» Your assignment: Pull every line with "Odblokowanie" from the data.

» Source data:
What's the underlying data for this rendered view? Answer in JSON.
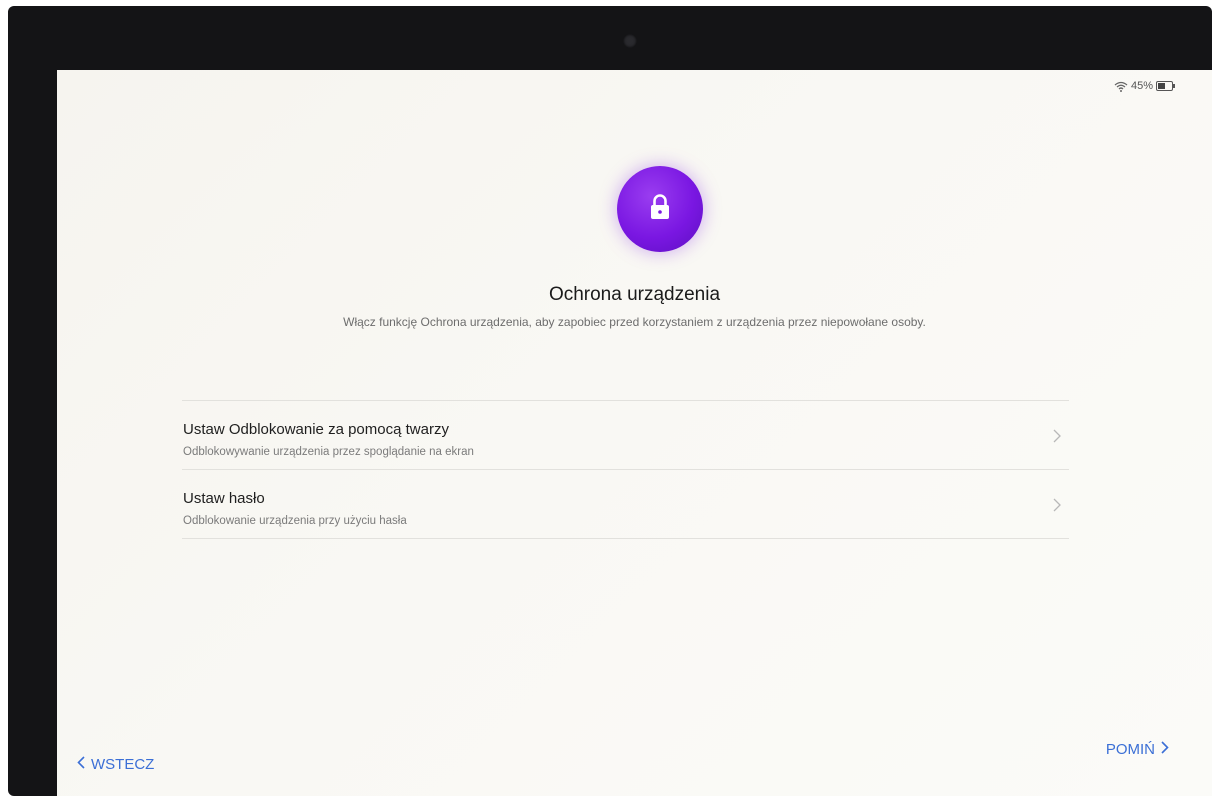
{
  "status_bar": {
    "battery_text": "45%",
    "icons": [
      "wifi-icon",
      "battery-icon"
    ]
  },
  "header": {
    "icon": "lock-icon",
    "title": "Ochrona urządzenia",
    "subtitle": "Włącz funkcję Ochrona urządzenia, aby zapobiec przed korzystaniem z urządzenia przez niepowołane osoby."
  },
  "options": [
    {
      "title": "Ustaw Odblokowanie za pomocą twarzy",
      "description": "Odblokowywanie urządzenia przez spoglądanie na ekran",
      "icon": "chevron-right-icon"
    },
    {
      "title": "Ustaw hasło",
      "description": "Odblokowanie urządzenia przy użyciu hasła",
      "icon": "chevron-right-icon"
    }
  ],
  "navigation": {
    "back_label": "WSTECZ",
    "skip_label": "POMIŃ"
  },
  "colors": {
    "accent": "#3b6fd6",
    "badge": "#7a17e2",
    "background": "#f9f8f4"
  }
}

» Your solution:
      "title": "Ustaw Odblokowanie za pomocą twarzy",
      "description": "Odblokowanie urządzenia przy użyciu hasła",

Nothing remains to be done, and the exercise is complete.